After the damage was discovered on 3 February 1997, legal actions were initiated by the Norwegian Water Resources and Energy Directorate requiring remedial measures to halt the leakage. At its worst, the rate of leakage into the tunnel was 3,000 litres (660 imp gal; 790 US gal) of water per minute. The Rhoca-Gil proprietary sealant process was used to stop the leaks. On investigation, Rhoca-Gil was revealed to contain a toxic substance called acrylamide, which caused health problems for the tunnel workers. The removal of Rhoca-Gil and its replacement with concrete resulted in additional delays. In addition, an extensive permanent pumping system was installed to restore and maintain lake levels in Østmarka.

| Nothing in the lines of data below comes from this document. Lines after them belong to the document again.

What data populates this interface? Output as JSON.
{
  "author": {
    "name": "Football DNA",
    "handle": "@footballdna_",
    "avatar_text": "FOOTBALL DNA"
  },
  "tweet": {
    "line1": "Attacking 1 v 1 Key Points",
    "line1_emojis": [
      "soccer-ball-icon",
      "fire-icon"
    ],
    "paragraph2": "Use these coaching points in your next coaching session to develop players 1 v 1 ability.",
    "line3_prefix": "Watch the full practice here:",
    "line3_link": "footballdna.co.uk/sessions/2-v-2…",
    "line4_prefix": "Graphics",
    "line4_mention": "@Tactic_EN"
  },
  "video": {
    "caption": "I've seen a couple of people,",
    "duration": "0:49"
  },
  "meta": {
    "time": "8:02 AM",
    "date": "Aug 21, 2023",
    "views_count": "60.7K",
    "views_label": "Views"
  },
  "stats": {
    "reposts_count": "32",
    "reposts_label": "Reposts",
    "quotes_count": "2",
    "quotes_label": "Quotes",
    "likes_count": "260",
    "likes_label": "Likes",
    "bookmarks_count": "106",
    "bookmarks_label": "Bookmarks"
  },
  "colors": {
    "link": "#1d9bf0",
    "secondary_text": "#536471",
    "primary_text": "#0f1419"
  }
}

Curing the leaks and cleaning up the contamination delayed the tunnel's completion by a year, and it was finally opened on 22 August 1999. The entire process was further complicated by conflicts between NSB Gardermobanen and the Scandinavian Rock Group. Retrospective surveys showed a lack of control and reporting procedures during the incidents, which should have been addressed in 1995, but were never taken seriously. Compensation was paid for approximately 60 houses which were damaged as a result of tunnel construction. An evaluation by the Ministry of Transport and Communications showed that NOK 500 million was spent fixing the leaks, but the report claimed that this was to a large extent a waste of money, resulting from inefficient engineering procedures. The same report criticized the planning and organization of the construction of the entire railway. In total the extraordinary additional costs for the tunnel totaled NOK 1.3 billion.
When the new airport opened on 8 October 1998 the Flytoget airport express trains started operating immediately, as did the Gardermoen Line from Lillestrøm to the airport and onwards to Eidsvoll. Because the tunnel was not finished, trains were required to use the old Trunk Line from Oslo Central Station to Lillestrøm. After this diversion the express trains switched to the completed section of the new Gardermoen Line between Lillestrøm and Oslo Airport. Regular operations using the Romerike Tunnel started on 22 August 1999.
- Norwegian State Railways (1991). Gardermobanen Hovedrapport (in Norwegian).
- Bredal, Dag (1998). Oslo lufthavn Gardermoen: Porten til Norge (in Norwegian). Schibsted. p. 28. ISBN 82-516-1719-7.
- NSB Gardermobanen and Scandinavian Rock Group (1994). Romeriksporten (in Norwegian).
- Norwegian National Rail Administration (2007). "Jernbanestatistikk 2006".
- Verdens Gang (21 November 2000). "Nye Agenda-tog kjører for sakte" (in Norwegian).
- Norwegian Ministry of Transport and Communications (1999). "Særskilt om Romeriksporten" (in Norwegian).
- Flytoget. "History". Retrieved 24 May 2008.